With two spectacular strikes, our volunteer recruiter became difficult to reach. One day, however, she came to announce that she had a fabulous candidate for us: a retired social worker with extensive experience in the social services. This woman's work history made the rest of us seem unqualified by comparison. We waited eagerly to meet Volunteer Number Three. When she arrived, we found her to be as knowledgeable and experienced as promised. She was so engaging and intelligent that my co-workers and I talked to her for over an hour, awed by her credentials. Finally I described the position to her in detail. She admitted that computer work wasn't her forte. She held up her hands, revealing a less-than-full complement of fingers. An accident had long ago robbed her of several digits, and she wasn't really interested in a desk job anyway. Wave good-bye, Volunteer Number Three.
After a long period of silence, our volunteer recruiter showed up unexpectedly with a twenty-something university grad who was bright and pleasant and articulate and intuitive. This young woman was in the middle of obtaining a second degree and she wanted to add to her volunteer experience. She quickly grasped the purpose of our work. I gave her some samples to read, one of which brought her to tears. She obviously had both the smarts and the sensitivity required for the position. She expressed her interest in the work and we arranged a date for her to start.
When it was time for Volunteer Number Four to leave I walked her to the elevators. As the doors slid open she stepped toward me. Perhaps because she had been emotional earlier my first thought was, "Aw, she needs a hug." I threw my arms around her and immediately thought, "Oh shit. She was just trying to shake my hand. She's the first qualified candidate we've seen and I'm about to scare her away. Crap crap crappy crap." In a lame attempt to cover up my mistake, I exclaimed, "I LOVE volunteers!" before releasing her. If only I could describe the expression on her face as I smiled and ushered her to the waiting elevator, acting as if my behaviour was perfectly ordinary. The elevator doors closed and I covered my face with my hands.
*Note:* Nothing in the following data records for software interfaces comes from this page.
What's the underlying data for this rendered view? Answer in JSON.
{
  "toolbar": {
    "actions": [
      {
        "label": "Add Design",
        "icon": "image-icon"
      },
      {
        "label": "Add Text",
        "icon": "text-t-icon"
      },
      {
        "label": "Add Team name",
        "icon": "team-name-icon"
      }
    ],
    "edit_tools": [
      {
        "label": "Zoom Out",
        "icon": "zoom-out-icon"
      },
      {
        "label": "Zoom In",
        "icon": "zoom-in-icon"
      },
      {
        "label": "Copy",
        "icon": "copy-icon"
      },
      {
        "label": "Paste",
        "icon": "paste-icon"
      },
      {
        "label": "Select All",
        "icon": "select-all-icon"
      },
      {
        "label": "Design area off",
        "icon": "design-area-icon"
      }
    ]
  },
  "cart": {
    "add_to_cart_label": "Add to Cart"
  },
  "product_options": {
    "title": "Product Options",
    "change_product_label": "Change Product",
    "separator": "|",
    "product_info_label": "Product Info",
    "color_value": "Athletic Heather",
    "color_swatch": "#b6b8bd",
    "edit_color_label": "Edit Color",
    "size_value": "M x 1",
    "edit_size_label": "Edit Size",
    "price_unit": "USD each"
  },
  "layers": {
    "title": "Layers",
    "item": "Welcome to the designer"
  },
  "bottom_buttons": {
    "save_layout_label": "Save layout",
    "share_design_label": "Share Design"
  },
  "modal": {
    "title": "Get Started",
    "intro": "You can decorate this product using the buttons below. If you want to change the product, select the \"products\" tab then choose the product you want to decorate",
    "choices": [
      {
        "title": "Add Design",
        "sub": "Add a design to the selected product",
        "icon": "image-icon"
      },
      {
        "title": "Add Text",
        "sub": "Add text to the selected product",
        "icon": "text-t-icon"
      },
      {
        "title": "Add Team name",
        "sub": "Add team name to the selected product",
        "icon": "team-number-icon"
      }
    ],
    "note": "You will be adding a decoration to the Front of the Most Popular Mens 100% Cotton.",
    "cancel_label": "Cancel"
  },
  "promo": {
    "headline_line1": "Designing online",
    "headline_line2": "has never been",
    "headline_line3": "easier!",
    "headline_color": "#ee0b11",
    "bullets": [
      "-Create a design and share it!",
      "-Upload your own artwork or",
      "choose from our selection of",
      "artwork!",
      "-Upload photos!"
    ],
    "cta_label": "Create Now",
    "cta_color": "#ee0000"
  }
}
I returned to my desk and turned myself in, much to my co-workers' amusement. To everyone's great surprise Volunteer Number Four actually came back. She has been with us for several months now. While no one ever mentions my earlier faux-pas in front of her, my co-workers still delight in saying, "We LOVE volunteers" while smirking at me.
Much to our chagrin, Volunteer Number Four is so swamped with her studies that she has decided to stop volunteering until the spring. On her last day I had to leave early. I purposely bid her a very casual good-bye, saying, "See you in a few months." As I was walking away a co-worker stopped me and asked, "Jenni, aren't you forgetting something?" and mimed a great big hug.
I promise I'll give Volunteer Number Four a great big hug when she returns in the spring. For now, let her remember volunteering as a heck of a lot of work with no tangible rewards or recognition. If she's anything like me, that will make it seem all the more worthwhile.